   Sandisk's "Digital Photo Viewer" is a small box that accepts almost all the memory cards used by digital cameras and displays their pictures on a TV set. The viewer comes with its own power supply, a cable to connect it to a television set, and a remote control. Insert the camera memory card into the viewer and lean back; it's slide show time without the heavy equipment. Since most digital cameras can also record a limited amount of video, it's also home movie time.

   The Digital Photo Viewer is the size of two decks of playing cards and weighs just a few ounces. Button controls on the top and on the remote control provide the same features as slide viewer carousels: next picture, previous picture, pause, etc.


   The viewer accepts four kinds of camera memory cards. Since Sandisk is the leading manufacturer of such cards, you can be sure they understand this part of the business. We looked at several sources for pricing and found it was all over the lot. List price on their web site is $79, but a check for discounters through Froogle  found prices ranging from $54 to $73.





-- A wacky site for personality tests and science projects. Take a simple test and the computer promises to identify your sex with astonishing accuracy. Another test promises to determine whether or not you're a mutant.

-- Step-by-step instruction in origami, the Japanese art of folding paper to represent animals and objects. You can do some pretty amazing stuff, and it will keep you busy in the doctor's office waiting room.

Star Clusters

-- Lots of pretty pictures of galaxies and star clusters photographed with equipment sensitive to infrared light.

-- Restaurant and hotel reviews from a well-known service. They collect comments from customers who have been to the various places rated, and you can add your own comments.


Car stuff


   Autobytel is a commercial site designed for selling cars. They've been around for a while and we never paid it much mind but recently they put on some interesting consumer information material, so it's worth passing on.

   You can get free reports on any make and model of car you want and it will tell you the mileage, safety report, reliability and other information normally found only from non-profit groups like Consumer Reports. There's a used car buying guide which seems quite straight-forward and not set up to sell you something. There are also satisfaction ratings from owners of each make and model. I'm a little leery of these as most people tend to report satisfaction with whatever they happen to have bought; after all, they selected it, so it must be good.


   All in all, this was surprisingly detailed and honest information, and it's free.



  Hiding in Plain Sight

   "Hiding In Plain Sight: Steganography and the Art of Covert Communication," by Eric Cole; $35, Wiley Publishing

   The author is a security consultant to the CIA and discusses the problems of defense and offense in the transmission of digital messages, particularly email. Not only text, but pictures, video and audio can be embedded in inconspicuous parts of what looks like an ordinary message. Such hidden files can also be encrypted, making them doubly hard to recognize and decipher.
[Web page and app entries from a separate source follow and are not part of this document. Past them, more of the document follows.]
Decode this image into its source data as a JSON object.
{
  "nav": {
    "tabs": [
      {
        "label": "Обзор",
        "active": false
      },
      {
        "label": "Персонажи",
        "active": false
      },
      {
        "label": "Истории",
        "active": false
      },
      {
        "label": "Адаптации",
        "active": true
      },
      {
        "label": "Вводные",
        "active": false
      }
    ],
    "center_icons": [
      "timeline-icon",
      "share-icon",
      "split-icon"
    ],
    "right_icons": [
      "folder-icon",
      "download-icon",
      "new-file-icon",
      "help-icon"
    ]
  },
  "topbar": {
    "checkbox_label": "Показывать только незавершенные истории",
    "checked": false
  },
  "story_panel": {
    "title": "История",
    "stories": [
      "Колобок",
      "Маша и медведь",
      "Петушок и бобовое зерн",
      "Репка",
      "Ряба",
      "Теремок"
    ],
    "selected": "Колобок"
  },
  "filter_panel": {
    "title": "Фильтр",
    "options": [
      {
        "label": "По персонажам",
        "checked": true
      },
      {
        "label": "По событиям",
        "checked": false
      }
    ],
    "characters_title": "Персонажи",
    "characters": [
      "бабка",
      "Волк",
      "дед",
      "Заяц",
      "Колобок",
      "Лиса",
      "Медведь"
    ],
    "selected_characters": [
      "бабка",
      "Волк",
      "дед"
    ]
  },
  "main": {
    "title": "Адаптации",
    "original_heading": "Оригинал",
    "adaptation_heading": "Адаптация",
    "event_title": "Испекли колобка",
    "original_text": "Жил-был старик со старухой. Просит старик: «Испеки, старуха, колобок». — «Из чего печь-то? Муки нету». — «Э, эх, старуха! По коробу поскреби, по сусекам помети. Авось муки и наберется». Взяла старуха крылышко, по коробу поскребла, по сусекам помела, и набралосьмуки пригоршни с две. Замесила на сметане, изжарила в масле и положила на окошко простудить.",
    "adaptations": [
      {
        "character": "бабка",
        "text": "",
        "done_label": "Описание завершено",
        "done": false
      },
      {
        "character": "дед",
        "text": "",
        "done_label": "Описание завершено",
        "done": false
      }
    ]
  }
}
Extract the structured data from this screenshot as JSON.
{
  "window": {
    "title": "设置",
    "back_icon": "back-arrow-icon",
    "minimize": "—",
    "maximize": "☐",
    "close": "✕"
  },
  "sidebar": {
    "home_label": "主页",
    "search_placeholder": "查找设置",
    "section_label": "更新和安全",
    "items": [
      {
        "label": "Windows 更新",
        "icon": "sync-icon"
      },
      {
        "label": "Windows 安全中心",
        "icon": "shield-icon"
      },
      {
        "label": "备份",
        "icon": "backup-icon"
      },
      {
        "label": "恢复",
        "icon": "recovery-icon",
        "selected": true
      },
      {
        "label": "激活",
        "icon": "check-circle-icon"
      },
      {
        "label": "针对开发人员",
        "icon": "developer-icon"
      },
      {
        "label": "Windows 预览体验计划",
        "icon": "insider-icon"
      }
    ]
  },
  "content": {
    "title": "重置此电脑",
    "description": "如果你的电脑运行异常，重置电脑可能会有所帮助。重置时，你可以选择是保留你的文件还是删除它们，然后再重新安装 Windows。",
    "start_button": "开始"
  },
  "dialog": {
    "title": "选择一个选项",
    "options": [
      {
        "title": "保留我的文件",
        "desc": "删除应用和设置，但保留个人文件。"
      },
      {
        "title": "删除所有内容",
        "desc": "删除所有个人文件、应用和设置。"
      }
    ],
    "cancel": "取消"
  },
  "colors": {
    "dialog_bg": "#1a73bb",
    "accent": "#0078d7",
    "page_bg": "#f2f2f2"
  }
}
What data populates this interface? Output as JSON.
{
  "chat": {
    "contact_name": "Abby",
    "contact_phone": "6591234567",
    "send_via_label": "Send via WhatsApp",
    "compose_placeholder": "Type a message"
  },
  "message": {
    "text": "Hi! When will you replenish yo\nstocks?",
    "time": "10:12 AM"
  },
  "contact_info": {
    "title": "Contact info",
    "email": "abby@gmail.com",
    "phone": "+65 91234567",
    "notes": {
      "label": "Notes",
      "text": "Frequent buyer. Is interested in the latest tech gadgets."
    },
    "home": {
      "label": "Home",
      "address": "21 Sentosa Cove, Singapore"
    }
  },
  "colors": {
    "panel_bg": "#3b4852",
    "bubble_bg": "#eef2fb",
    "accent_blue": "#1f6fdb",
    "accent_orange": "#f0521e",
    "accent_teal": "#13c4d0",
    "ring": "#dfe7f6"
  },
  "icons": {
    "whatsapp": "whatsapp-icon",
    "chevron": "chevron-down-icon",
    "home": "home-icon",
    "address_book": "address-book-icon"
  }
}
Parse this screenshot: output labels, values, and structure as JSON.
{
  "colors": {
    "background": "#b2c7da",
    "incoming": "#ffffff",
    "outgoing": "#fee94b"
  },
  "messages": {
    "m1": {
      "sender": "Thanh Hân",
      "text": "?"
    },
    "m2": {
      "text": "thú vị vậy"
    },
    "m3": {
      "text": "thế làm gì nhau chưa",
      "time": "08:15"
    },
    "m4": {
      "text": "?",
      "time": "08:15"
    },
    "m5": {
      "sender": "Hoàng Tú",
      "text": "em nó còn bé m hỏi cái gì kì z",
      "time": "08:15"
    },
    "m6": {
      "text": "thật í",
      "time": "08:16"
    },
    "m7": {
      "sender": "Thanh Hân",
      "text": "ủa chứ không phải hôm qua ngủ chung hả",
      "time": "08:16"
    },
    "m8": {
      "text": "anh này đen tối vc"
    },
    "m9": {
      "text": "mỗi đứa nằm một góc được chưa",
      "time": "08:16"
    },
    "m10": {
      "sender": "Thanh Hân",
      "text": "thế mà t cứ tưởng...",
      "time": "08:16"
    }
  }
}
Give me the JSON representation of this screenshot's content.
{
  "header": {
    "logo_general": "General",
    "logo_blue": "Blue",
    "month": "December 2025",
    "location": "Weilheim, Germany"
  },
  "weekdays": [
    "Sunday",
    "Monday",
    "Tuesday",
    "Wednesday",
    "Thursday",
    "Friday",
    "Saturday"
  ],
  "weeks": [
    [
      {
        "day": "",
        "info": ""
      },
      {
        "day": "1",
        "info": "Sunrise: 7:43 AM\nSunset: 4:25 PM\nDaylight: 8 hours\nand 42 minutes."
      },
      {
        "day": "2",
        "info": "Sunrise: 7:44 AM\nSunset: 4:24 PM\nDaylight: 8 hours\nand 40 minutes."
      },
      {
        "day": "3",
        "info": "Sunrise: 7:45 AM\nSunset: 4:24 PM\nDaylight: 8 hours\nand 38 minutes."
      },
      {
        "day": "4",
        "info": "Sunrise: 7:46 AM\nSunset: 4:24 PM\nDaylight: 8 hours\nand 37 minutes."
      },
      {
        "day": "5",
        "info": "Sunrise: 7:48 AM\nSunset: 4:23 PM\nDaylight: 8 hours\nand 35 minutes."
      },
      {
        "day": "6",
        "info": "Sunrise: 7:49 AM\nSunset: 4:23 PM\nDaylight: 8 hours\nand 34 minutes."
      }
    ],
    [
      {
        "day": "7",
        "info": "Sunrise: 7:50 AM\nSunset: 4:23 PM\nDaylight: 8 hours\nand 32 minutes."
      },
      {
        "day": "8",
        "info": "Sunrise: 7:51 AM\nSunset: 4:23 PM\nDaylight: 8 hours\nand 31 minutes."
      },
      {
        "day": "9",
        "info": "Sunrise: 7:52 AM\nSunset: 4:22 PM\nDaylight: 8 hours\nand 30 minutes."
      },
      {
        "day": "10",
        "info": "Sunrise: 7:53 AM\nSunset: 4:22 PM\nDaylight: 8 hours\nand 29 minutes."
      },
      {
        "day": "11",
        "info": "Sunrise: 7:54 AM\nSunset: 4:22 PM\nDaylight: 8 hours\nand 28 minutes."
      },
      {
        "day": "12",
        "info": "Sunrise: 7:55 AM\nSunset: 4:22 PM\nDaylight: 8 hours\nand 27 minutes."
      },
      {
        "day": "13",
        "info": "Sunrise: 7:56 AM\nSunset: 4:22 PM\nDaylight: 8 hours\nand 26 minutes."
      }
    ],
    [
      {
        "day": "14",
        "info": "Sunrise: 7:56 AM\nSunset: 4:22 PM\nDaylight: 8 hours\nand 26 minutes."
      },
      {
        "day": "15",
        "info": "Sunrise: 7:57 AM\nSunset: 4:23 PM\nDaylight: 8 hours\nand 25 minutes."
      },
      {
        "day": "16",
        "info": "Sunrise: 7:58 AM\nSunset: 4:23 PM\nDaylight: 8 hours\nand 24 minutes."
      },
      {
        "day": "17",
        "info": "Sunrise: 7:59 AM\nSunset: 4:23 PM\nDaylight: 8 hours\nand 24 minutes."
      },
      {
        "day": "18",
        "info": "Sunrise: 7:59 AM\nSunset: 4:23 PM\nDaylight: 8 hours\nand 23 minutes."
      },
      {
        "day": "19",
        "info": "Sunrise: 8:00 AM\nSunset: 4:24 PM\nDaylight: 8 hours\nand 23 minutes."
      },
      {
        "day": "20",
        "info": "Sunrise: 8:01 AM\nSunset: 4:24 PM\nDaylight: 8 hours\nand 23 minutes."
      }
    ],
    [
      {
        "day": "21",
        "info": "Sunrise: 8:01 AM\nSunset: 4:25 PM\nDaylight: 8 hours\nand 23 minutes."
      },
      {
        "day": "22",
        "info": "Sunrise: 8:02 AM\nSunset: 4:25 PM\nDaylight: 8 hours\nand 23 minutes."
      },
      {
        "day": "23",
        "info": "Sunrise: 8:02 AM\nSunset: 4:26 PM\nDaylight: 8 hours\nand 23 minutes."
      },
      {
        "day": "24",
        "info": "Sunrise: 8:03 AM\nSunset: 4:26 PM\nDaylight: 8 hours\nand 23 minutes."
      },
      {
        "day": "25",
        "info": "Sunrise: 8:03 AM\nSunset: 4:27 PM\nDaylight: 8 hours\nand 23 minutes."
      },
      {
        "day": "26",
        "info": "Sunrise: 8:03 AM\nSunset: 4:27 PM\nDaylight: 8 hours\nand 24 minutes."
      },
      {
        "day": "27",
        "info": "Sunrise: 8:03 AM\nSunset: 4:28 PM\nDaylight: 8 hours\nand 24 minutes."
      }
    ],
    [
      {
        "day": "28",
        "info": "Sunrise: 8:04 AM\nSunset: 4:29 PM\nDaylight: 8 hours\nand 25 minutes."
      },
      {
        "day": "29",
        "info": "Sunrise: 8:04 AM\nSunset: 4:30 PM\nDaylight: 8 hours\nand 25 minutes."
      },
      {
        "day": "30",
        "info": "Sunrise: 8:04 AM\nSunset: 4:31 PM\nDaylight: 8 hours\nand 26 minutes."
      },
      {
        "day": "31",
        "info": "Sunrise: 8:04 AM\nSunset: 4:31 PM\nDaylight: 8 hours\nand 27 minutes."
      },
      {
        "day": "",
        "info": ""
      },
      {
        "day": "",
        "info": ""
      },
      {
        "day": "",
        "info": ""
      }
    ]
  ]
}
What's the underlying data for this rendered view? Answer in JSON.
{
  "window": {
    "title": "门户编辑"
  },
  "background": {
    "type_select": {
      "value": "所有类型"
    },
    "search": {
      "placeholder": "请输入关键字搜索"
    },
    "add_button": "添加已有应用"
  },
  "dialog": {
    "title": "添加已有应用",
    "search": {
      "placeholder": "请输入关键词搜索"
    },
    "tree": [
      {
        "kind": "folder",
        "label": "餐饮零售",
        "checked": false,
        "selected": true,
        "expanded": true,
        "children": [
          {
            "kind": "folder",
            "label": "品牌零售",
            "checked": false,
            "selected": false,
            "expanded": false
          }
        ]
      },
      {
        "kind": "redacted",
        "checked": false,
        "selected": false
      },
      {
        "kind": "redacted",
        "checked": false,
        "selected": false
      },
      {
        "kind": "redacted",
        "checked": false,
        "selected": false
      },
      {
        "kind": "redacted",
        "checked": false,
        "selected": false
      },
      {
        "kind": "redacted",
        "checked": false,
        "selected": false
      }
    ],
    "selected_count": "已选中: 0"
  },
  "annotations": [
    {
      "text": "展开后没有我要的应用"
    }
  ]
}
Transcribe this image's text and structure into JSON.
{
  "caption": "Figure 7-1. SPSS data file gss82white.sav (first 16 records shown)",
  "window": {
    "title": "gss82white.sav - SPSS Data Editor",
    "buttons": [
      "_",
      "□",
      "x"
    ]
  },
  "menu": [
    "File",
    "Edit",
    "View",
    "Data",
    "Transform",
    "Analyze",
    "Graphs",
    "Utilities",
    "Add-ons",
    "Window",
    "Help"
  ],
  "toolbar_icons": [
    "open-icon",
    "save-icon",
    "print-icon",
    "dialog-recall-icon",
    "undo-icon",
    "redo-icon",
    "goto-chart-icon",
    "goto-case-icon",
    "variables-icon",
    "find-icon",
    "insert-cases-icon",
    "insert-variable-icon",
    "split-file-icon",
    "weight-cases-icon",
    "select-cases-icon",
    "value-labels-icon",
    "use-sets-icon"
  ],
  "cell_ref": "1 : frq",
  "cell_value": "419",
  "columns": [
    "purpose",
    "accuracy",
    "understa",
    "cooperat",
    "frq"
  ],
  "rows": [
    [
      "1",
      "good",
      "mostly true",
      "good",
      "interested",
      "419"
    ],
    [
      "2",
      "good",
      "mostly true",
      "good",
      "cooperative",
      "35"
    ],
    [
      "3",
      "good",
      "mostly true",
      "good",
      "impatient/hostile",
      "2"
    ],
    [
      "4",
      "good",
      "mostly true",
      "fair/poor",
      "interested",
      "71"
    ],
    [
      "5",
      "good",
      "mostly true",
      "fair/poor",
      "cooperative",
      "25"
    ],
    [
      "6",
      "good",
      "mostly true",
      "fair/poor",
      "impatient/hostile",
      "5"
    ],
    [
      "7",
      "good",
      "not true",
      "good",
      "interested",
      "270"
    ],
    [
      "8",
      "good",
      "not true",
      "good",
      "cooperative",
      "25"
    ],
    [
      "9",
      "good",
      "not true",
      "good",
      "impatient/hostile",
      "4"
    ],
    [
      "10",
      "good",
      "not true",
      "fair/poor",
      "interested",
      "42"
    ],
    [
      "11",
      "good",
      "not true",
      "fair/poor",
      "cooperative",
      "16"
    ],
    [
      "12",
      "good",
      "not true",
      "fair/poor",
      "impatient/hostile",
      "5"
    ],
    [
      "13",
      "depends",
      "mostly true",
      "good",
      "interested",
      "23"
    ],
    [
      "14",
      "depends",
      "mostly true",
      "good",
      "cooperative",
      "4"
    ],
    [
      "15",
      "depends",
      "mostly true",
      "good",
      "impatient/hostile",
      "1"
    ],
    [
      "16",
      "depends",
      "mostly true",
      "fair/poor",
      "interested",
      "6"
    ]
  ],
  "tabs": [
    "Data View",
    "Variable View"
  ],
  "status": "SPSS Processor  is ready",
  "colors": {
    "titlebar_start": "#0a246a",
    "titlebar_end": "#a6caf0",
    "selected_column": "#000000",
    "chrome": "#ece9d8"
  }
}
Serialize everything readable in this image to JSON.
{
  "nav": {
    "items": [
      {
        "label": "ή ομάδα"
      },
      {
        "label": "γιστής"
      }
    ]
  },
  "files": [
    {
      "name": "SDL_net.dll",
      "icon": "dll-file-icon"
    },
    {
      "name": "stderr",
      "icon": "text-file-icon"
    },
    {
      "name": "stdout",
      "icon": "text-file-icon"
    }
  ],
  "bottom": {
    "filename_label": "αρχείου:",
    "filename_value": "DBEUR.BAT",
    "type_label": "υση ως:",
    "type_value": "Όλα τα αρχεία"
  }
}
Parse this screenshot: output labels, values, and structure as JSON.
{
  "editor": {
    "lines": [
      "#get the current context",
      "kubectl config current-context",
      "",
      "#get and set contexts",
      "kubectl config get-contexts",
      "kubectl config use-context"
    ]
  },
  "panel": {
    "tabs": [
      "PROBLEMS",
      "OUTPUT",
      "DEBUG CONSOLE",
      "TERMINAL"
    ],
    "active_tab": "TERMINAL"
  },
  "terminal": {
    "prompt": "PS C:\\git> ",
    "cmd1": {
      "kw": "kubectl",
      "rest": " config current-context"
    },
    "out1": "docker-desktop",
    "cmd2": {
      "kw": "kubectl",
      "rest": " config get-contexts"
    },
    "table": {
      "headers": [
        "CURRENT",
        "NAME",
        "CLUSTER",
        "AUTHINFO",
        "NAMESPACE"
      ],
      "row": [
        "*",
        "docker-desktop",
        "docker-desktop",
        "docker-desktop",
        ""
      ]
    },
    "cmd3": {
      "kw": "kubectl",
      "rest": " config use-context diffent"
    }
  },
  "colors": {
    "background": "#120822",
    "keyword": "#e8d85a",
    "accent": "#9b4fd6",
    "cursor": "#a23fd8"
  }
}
That's Entertainment

 Galactic Civilizations

   "The Fate of the Galaxy is in Your Hands." At least that's what it says on the "Galactic Civilizations" box from Stardock  and who knows, it might be true. This is one of those huge PC brain-busters. It looks like a lot of fun but you have to spend time learning the system and dealing with a lot of alien races. In other words, there is an audience for this kind of complex game, but it is not the same as the audience that likes shoot-em-ups. Know your player. Enhancements and playing guides are available at


NOTE: Readers can search past columns on our web site: You can e-mail Bob Schwabach at or